Similar arguments are being made in Britain, the place medical trials have been carried out at Imperial College London’s Centre for Psychedelic Research. The 2018 documentary Magic Medicine and the 2021 BBC movie The Psychedelic Drug Trial adopted these trials into psilocybin’s potential as a remedy for despair, and final October Boris Johnson stated he would “consider” calls to reschedule psilocybin beneath British legislation.
One marketing consultant within the UK, who’s a part of a gaggle that has been exploring microdosing psilocybin as a course of remedy, says: “On the days that I take a microdose, I don’t feel my perception has changed. But I feel more acuity, akin to coffee, except that it’s in my whole being, rather than just my mind… I can be more empathetic with the people that I interact with.
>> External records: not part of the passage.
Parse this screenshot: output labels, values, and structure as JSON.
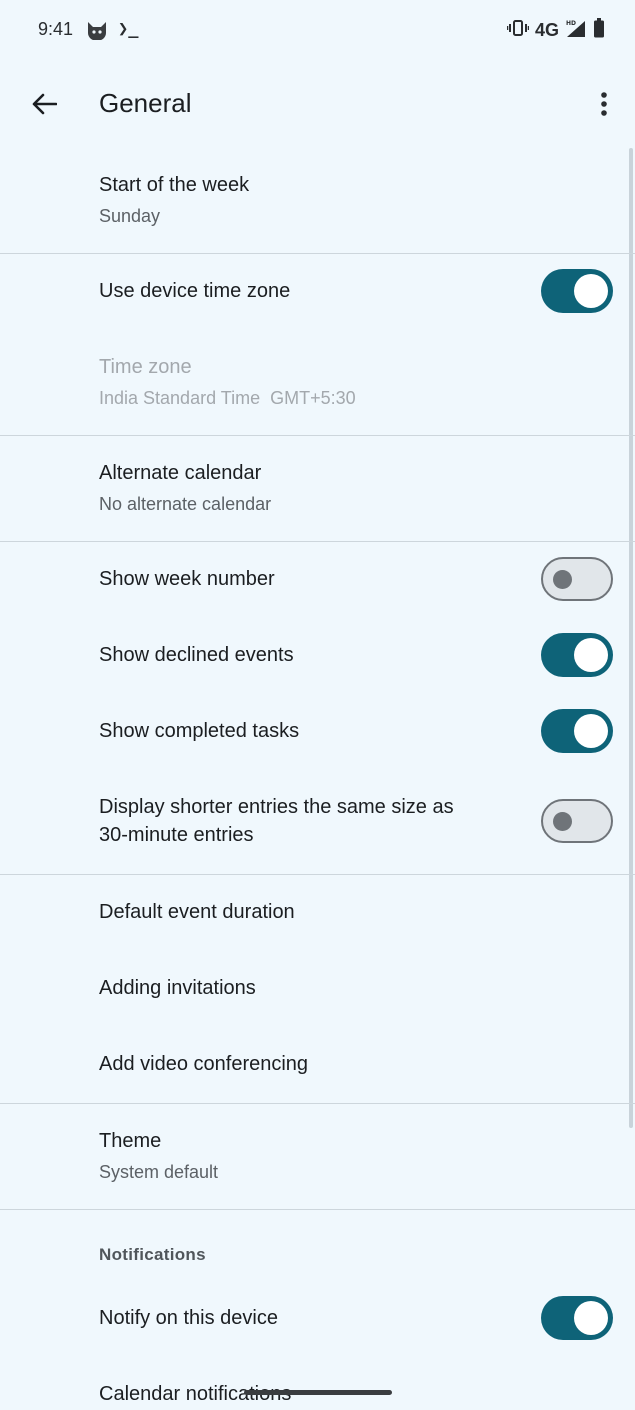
{
  "status_bar": {
    "time": "9:41",
    "terminal_glyph": "❯_",
    "network": "4G",
    "icons": [
      "cat-icon",
      "terminal-icon",
      "vibrate-icon",
      "hd-signal-icon",
      "battery-icon"
    ]
  },
  "app_bar": {
    "title": "General",
    "icons": [
      "back-arrow-icon",
      "more-vert-icon"
    ]
  },
  "settings": {
    "start_of_week": {
      "title": "Start of the week",
      "value": "Sunday"
    },
    "device_time_zone": {
      "title": "Use device time zone",
      "enabled": true
    },
    "time_zone": {
      "title": "Time zone",
      "value": "India Standard Time  GMT+5:30",
      "disabled": true
    },
    "alternate_calendar": {
      "title": "Alternate calendar",
      "value": "No alternate calendar"
    },
    "show_week_number": {
      "title": "Show week number",
      "enabled": false
    },
    "show_declined_events": {
      "title": "Show declined events",
      "enabled": true
    },
    "show_completed_tasks": {
      "title": "Show completed tasks",
      "enabled": true
    },
    "display_shorter_entries": {
      "title_line1": "Display shorter entries the same size as",
      "title_line2": "30-minute entries",
      "enabled": false
    },
    "default_event_duration": {
      "title": "Default event duration"
    },
    "adding_invitations": {
      "title": "Adding invitations"
    },
    "add_video_conferencing": {
      "title": "Add video conferencing"
    },
    "theme": {
      "title": "Theme",
      "value": "System default"
    },
    "notifications_header": "Notifications",
    "notify_on_device": {
      "title": "Notify on this device",
      "enabled": true
    },
    "calendar_notifications": {
      "title": "Calendar notifications"
    }
  },
  "colors": {
    "background": "#f0f8fd",
    "toggle_on": "#0e6378",
    "toggle_off_track": "#e1e6ea",
    "divider": "#cdd6dc"
  }
}
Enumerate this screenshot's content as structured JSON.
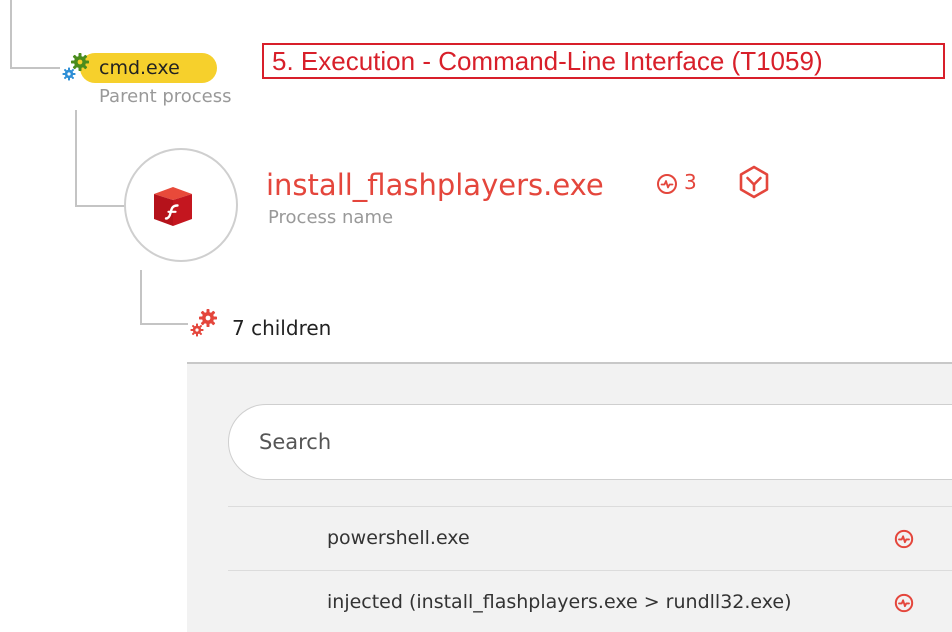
{
  "parent": {
    "name": "cmd.exe",
    "sublabel": "Parent process"
  },
  "technique": {
    "text": "5. Execution - Command-Line Interface (T1059)"
  },
  "process": {
    "name": "install_flashplayers.exe",
    "sublabel": "Process name",
    "alert_count": "3"
  },
  "children": {
    "label": "7 children",
    "search": {
      "placeholder": "Search"
    },
    "items": [
      {
        "label": "powershell.exe"
      },
      {
        "label": "injected (install_flashplayers.exe > rundll32.exe)"
      }
    ]
  },
  "icons": {
    "parent": "gears-icon",
    "process": "flash-box-icon",
    "alert": "alert-circle-icon",
    "shield": "hexagon-shield-icon",
    "children": "gears-icon"
  },
  "colors": {
    "accent": "#e4463c",
    "highlight": "#f6d02c",
    "annotation": "#d81f2a"
  }
}
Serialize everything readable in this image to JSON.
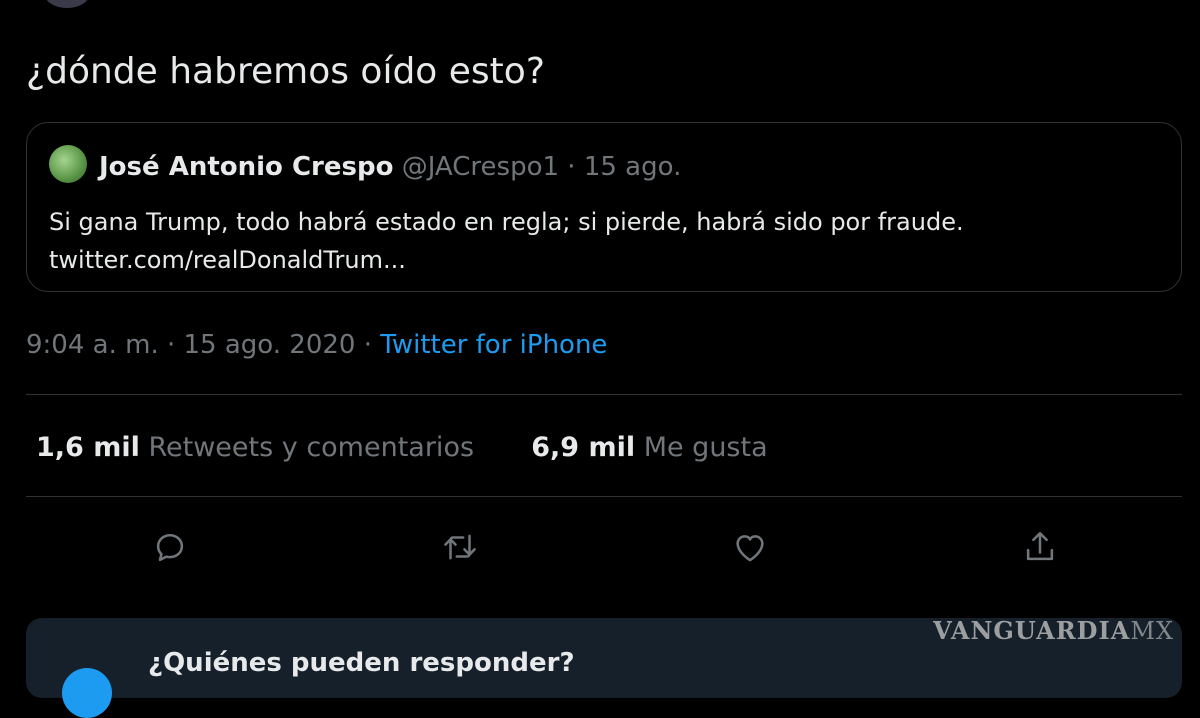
{
  "tweet": {
    "text": "¿dónde habremos oído esto?"
  },
  "quote": {
    "name": "José Antonio Crespo",
    "handle": "@JACrespo1",
    "separator": "·",
    "date": "15 ago.",
    "line1": "Si gana Trump, todo habrá estado en regla; si pierde, habrá sido por fraude.",
    "line2": "twitter.com/realDonaldTrum..."
  },
  "meta": {
    "time": "9:04 a. m.",
    "sep1": "·",
    "date": "15 ago. 2020",
    "sep2": "·",
    "source": "Twitter for iPhone"
  },
  "stats": {
    "retweets_count": "1,6 mil",
    "retweets_label": "Retweets y comentarios",
    "likes_count": "6,9 mil",
    "likes_label": "Me gusta"
  },
  "actions": {
    "icons": [
      "reply-icon",
      "retweet-icon",
      "like-icon",
      "share-icon"
    ]
  },
  "reply_prompt": {
    "heading": "¿Quiénes pueden responder?"
  },
  "watermark": {
    "brand": "VANGUARDIA",
    "suffix": "MX"
  },
  "colors": {
    "background": "#000000",
    "text": "#e7e9ea",
    "secondary": "#71767b",
    "accent": "#1d9bf0",
    "border": "#2f3336",
    "reply_box": "#15202b"
  }
}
And when I’m addressing a problem, I’m able to perceive a creative solution with greater ease. I have less mental chatter – less of this negative internal critic, and more of a sense that what I’m doing is the right thing. It’s helped with insomnia too.”
She is worried, although, concerning the nuance of the drug being misplaced by companies decided to show a revenue. “What we need to be careful of, I think, is the speed at which Big Pharma is commercialising the extract – there’s a bit of a gold rush to standardise dosages and commercialise it, whereas it needs to be responded to in an individual way – you have to find your own amount that you take, that you can tolerate and work with.”
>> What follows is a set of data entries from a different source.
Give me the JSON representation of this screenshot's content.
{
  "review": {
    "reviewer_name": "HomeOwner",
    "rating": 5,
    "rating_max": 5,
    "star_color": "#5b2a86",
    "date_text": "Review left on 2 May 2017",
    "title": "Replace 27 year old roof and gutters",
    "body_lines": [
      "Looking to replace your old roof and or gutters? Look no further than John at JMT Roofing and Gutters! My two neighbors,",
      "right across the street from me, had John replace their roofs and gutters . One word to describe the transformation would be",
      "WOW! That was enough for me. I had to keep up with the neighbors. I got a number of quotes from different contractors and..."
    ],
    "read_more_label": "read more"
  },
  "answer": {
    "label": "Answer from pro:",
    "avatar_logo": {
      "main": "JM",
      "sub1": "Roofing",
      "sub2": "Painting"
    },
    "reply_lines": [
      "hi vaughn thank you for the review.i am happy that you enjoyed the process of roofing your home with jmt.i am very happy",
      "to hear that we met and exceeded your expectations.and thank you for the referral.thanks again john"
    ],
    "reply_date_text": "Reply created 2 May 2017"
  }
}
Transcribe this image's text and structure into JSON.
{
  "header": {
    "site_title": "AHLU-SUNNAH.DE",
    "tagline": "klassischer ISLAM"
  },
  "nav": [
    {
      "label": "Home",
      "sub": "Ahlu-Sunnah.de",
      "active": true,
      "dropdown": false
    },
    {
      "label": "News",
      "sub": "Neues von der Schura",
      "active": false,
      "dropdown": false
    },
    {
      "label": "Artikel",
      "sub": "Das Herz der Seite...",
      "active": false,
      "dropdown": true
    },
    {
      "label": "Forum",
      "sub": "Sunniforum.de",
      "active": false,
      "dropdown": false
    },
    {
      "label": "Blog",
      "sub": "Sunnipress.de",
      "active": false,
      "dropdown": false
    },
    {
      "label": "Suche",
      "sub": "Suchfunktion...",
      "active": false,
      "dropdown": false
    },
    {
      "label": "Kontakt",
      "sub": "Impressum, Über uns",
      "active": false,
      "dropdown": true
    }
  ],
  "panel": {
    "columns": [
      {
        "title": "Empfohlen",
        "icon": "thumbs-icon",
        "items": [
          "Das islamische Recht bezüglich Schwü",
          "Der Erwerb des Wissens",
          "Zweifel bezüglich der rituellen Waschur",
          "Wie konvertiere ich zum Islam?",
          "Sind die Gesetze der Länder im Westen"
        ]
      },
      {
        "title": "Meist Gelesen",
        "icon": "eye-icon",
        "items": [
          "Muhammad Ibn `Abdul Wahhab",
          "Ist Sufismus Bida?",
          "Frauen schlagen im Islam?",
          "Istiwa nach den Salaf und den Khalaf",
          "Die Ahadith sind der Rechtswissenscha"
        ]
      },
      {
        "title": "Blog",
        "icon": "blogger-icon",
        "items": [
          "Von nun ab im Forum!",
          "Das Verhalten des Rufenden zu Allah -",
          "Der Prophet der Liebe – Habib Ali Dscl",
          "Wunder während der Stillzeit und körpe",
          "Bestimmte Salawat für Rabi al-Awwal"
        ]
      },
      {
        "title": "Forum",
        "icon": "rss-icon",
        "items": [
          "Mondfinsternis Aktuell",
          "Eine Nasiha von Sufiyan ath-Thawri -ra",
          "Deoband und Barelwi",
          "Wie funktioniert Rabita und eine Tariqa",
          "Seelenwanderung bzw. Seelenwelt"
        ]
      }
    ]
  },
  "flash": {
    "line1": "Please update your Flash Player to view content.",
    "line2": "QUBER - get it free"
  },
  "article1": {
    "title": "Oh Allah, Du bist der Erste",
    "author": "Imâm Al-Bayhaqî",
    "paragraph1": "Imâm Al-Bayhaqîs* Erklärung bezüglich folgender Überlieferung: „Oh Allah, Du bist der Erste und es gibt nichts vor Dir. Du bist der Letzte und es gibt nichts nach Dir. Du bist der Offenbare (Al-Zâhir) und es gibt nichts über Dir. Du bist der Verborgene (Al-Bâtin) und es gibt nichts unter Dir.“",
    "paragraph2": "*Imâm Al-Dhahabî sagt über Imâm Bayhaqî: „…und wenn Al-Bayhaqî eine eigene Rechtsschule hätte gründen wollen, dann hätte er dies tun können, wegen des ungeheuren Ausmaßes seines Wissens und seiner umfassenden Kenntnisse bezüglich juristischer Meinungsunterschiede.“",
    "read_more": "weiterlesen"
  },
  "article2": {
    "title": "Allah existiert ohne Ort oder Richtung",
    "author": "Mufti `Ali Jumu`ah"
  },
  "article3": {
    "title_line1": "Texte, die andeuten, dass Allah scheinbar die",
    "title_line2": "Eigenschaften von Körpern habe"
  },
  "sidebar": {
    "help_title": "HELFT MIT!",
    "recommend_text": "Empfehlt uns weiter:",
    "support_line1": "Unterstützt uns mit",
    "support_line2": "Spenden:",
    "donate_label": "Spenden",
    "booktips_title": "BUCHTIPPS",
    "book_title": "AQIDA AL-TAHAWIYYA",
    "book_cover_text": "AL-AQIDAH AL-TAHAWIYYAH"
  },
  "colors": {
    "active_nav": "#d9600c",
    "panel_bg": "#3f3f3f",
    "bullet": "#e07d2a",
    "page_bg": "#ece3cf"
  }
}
What’s promising for advocates of psychedelics is that they’re presently having fun with one thing that’s more and more uncommon on each side of the Atlantic: bipartisan help. In the States, politicians as ideologically opposed as Democrat Alexandria Ocasio-Cortez and Republican Dan Crenshaw have proposed amendments that may permit additional analysis into the effectiveness of psychedelics in treating PTSD, whereas in Britain too it’s been Conservative politicians similar to Crispin Blunt MP who’ve backed campaigns such because the Heroic Hearts Project, which goals to supply psychedelics to army and emergency providers veterans.
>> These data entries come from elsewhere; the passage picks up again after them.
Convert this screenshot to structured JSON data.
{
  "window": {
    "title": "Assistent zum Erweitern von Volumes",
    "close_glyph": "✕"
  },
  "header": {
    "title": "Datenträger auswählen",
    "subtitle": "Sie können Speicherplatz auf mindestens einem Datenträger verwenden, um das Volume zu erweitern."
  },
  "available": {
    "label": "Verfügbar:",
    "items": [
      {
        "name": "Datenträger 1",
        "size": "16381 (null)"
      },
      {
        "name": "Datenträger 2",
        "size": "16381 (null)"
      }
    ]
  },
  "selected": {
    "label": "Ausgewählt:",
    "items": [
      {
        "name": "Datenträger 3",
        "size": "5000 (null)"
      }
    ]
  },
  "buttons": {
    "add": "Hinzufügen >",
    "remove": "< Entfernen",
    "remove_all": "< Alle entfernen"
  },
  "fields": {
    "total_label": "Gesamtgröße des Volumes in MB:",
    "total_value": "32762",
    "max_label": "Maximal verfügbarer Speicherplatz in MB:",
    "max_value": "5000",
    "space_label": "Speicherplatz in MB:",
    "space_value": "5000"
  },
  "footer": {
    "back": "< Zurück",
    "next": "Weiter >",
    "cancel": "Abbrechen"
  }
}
As Pollan factors out, this widespread help is an indication that after years of misinformation public opinion could lastly be arriving on the identical web page. “It’s one of those rare issues in American life right now where the right and left seem to be in agreement,” he says. “We need to nurture and cherish all those issues we can.” With help from each side of the political spectrum, using psychedelics may develop into normalised earlier than anybody may have predicted only a few years in the past. This journey is simply starting.
‘How to Change Your Mind’ is streaming on Netflix now